Protesters and pro-gun activists clash outside as the NRA Annual Meeting takes place at the George R. Brown Convention Center in Houston, Texas, on May 28. The founder of the proud boys Hawaii chapter pleaded guilty for his role in the Jan 6. insurrection on Friday. Photo by Jon Farina/UPI | License Photo
Sept. 9 (UPI) -- Two men, including the founder the Proud Boys chapter in Hawaii, pleaded guilty Friday to felony obstruction of an official proceeding for their actions during the Jan. 6 insurrection.
Nicholas Ochs, 36, and Nicholas DeCarlo, 32, could face up to 20 years in prison, according to the Department of Justice.
Ochs, who had a senior leadership role in the far-right group Proud Boys, traveled from Honolulu to Washington, D.C., on Jan. 5, where he stayed in a hotel with DeCarlo, who traveled there from Texas, according to court documents. The two of them then attended the rally at the Ellipse the next day.
After the rally, they marched to the Capitol and threw smoke bombs at the police line, before entering through the Senate wing doors.
The Department of Justice also said that DeCarlo wrote "Murder the Media" on a door while Ochs recorded it. "Murder the Media" was the name of their social media channel. DeCarlo also took a pair of plastic handcuffs from a Capitol Police duffel bag.
Ochs was arrested the day after the insurrection in Honolulu while DeCarlo was arrested on Jan. 26 in Texas. They are set to be sentenced on Dec. 9.
More than 870 people from almost all 50 states have been arrested for crimes related to the Jan. 6 insurrection, and more than 265 have been charged with assaulting or impeding law enforcement, according to the DOJ.
Those prosecuted include Joshua Pruitt, a member of the Proud Boys, who was sentenced to 55 months in prison followed by three years of supervised release after pleading guilty to obstructing an official proceeding.

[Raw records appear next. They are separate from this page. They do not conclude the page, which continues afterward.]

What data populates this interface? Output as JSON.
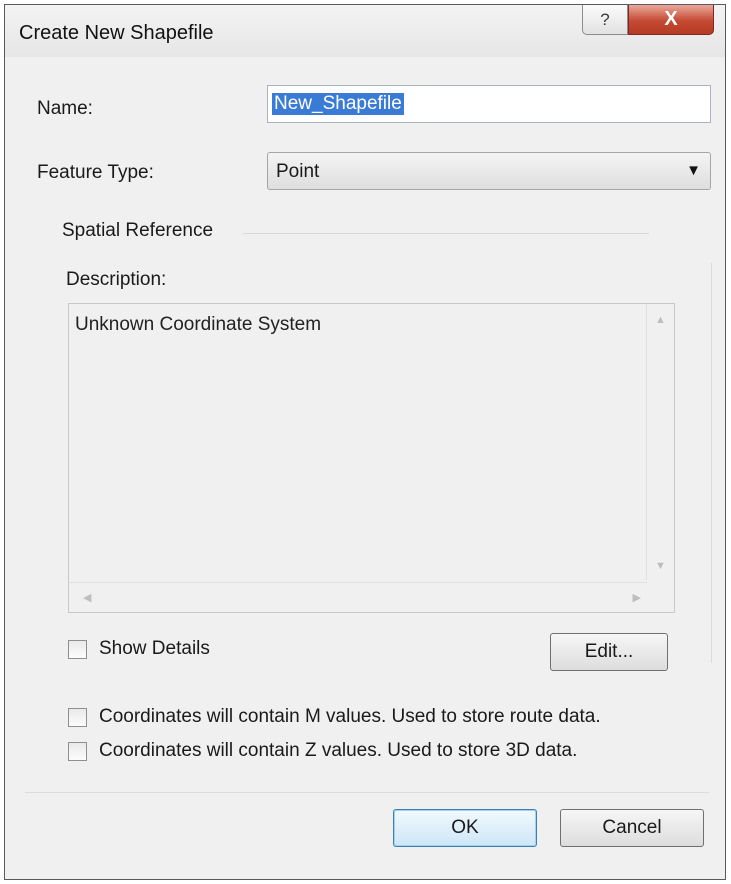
{
  "window": {
    "title": "Create New Shapefile",
    "help_glyph": "?",
    "close_glyph": "X"
  },
  "form": {
    "name_label": "Name:",
    "name_value": "New_Shapefile",
    "feature_type_label": "Feature Type:",
    "feature_type_value": "Point",
    "dropdown_arrow": "▼"
  },
  "spatial_reference": {
    "group_label": "Spatial Reference",
    "description_label": "Description:",
    "description_text": "Unknown Coordinate System",
    "show_details_label": "Show Details",
    "edit_button": "Edit..."
  },
  "options": {
    "m_values_label": "Coordinates will contain M values. Used to store route data.",
    "z_values_label": "Coordinates will contain Z values. Used to store 3D data."
  },
  "buttons": {
    "ok": "OK",
    "cancel": "Cancel"
  },
  "icons": {
    "help": "help-icon",
    "close": "close-icon",
    "dropdown": "chevron-down-icon"
  },
  "colors": {
    "selection": "#3a7bd5",
    "close_button": "#c44a33",
    "dialog_background": "#f0f0f0"
  }
}
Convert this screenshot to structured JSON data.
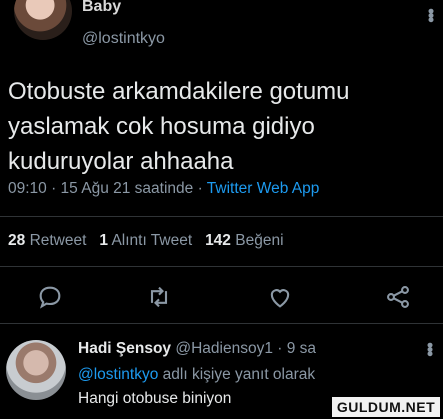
{
  "author": {
    "name": "Baby",
    "handle": "@lostintkyo"
  },
  "tweet": {
    "line1": "Otobuste arkamdakilere gotumu",
    "line2": "yaslamak cok hosuma gidiyo",
    "line3": "kuduruyolar ahhaaha",
    "time_date": "09:10 · 15 Ağu 21 saatinde · ",
    "source": "Twitter Web App"
  },
  "stats": {
    "retweets_count": "28",
    "retweets_label": "Retweet",
    "quotes_count": "1",
    "quotes_label": "Alıntı Tweet",
    "likes_count": "142",
    "likes_label": "Beğeni"
  },
  "actions": [
    "reply-icon",
    "retweet-icon",
    "like-icon",
    "share-icon"
  ],
  "reply": {
    "name": "Hadi Şensoy",
    "handle_time": "@Hadiensoy1 · 9 sa",
    "replying_handle": "@lostintkyo",
    "replying_suffix": " adlı kişiye yanıt olarak",
    "text": "Hangi otobuse biniyon"
  },
  "watermark": "GULDUM.NET",
  "colors": {
    "background": "#000000",
    "accent": "#1d9bf0",
    "muted": "#8b98a5"
  }
}
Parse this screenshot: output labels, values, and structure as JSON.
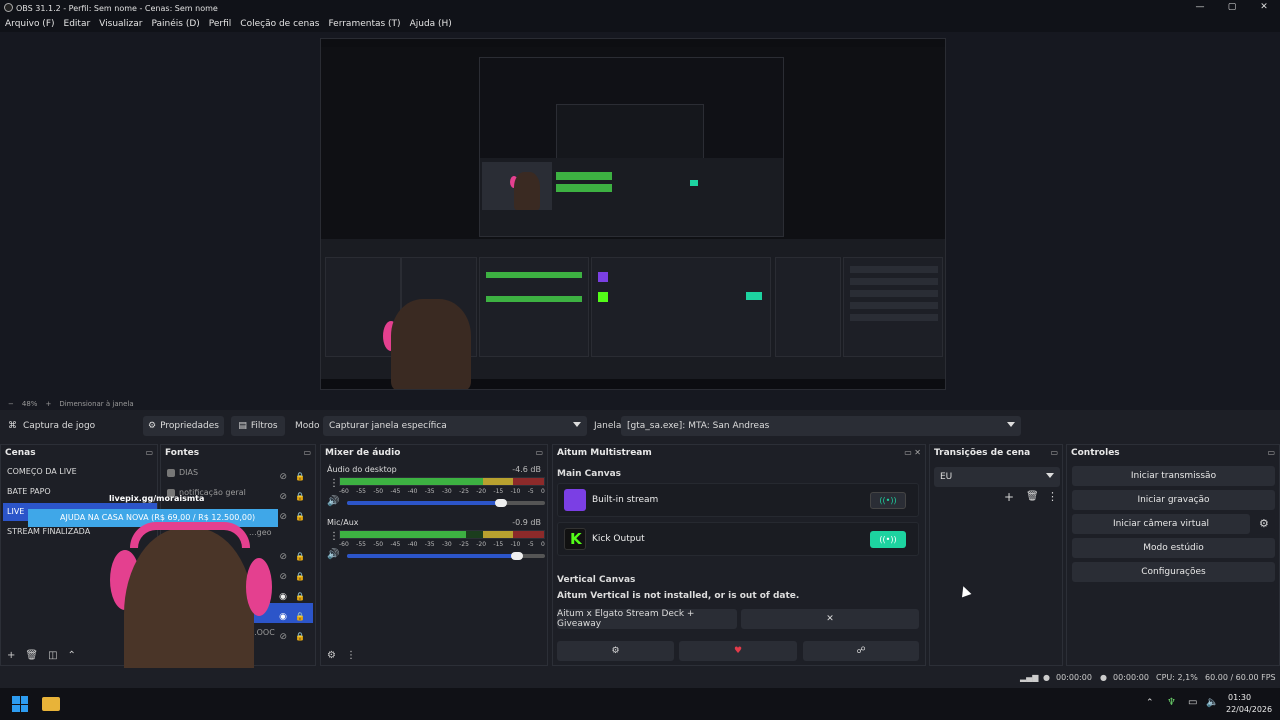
{
  "window": {
    "title": "OBS 31.1.2 - Perfil: Sem nome - Cenas: Sem nome",
    "controls": [
      "—",
      "▢",
      "✕"
    ]
  },
  "menu": [
    "Arquivo (F)",
    "Editar",
    "Visualizar",
    "Painéis (D)",
    "Perfil",
    "Coleção de cenas",
    "Ferramentas (T)",
    "Ajuda (H)"
  ],
  "preview": {
    "zoom": "48%",
    "resize_label": "Dimensionar à janela"
  },
  "source_toolbar": {
    "source_name": "Captura de jogo",
    "properties": "Propriedades",
    "filters": "Filtros",
    "mode_label": "Modo",
    "mode_value": "Capturar janela específica",
    "window_label": "Janela",
    "window_value": "[gta_sa.exe]: MTA: San Andreas"
  },
  "scenes": {
    "title": "Cenas",
    "items": [
      "COMEÇO DA LIVE",
      "BATE PAPO",
      "LIVE",
      "STREAM FINALIZADA"
    ],
    "selected": 2
  },
  "sources": {
    "title": "Fontes",
    "items": [
      {
        "name": "DIAS"
      },
      {
        "name": "notificação geral"
      },
      {
        "name": ""
      },
      {
        "name": "...geo"
      },
      {
        "name": ""
      },
      {
        "name": ""
      },
      {
        "name": ""
      },
      {
        "name": ""
      },
      {
        "name": "...OOC"
      }
    ]
  },
  "overlay": {
    "livepix": "livepix.gg/moraismta",
    "banner": "AJUDA NA CASA NOVA (R$ 69,00 / R$ 12.500,00)"
  },
  "mixer": {
    "title": "Mixer de áudio",
    "channels": [
      {
        "name": "Áudio do desktop",
        "db": "-4.6 dB",
        "level": 0.72,
        "volume": 0.78
      },
      {
        "name": "Mic/Aux",
        "db": "-0.9 dB",
        "level": 0.62,
        "volume": 0.86
      }
    ],
    "scale": [
      "-60",
      "-55",
      "-50",
      "-45",
      "-40",
      "-35",
      "-30",
      "-25",
      "-20",
      "-15",
      "-10",
      "-5",
      "0"
    ]
  },
  "multistream": {
    "title": "Aitum Multistream",
    "main_canvas": "Main Canvas",
    "outputs": [
      {
        "name": "Built-in stream",
        "logo_color": "#7b3fe4",
        "active": false
      },
      {
        "name": "Kick Output",
        "logo_color": "#53fc18",
        "active": true
      }
    ],
    "vertical_canvas": "Vertical Canvas",
    "vertical_warning": "Aitum Vertical is not installed, or is out of date.",
    "promo_button": "Aitum x Elgato Stream Deck + Giveaway",
    "close": "✕"
  },
  "transitions": {
    "title": "Transições de cena",
    "selected": "EU"
  },
  "controls": {
    "title": "Controles",
    "buttons": [
      "Iniciar transmissão",
      "Iniciar gravação",
      "Iniciar câmera virtual",
      "Modo estúdio",
      "Configurações"
    ]
  },
  "status": {
    "stream_time": "00:00:00",
    "rec_time": "00:00:00",
    "cpu": "CPU: 2,1%",
    "fps": "60.00 / 60.00 FPS"
  },
  "taskbar": {
    "time": "01:30",
    "date": "22/04/2026"
  },
  "colors": {
    "accent": "#2c55c9",
    "kick": "#53fc18",
    "toggle_active": "#1dd3a0",
    "headphone": "#e4408f",
    "banner": "#3fa7e8"
  }
}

Proud Boys leader Enrique Tarrio and four others were indicted on seditious conspiracy charges related to the attack. A trial in that case was delayed, and the Justice Department proposed jury selection to begin in December.
A former New York Police Department was sentenced to 10 years in federal prison, the longest sentence given to any defendant so far stemming form the insurrection.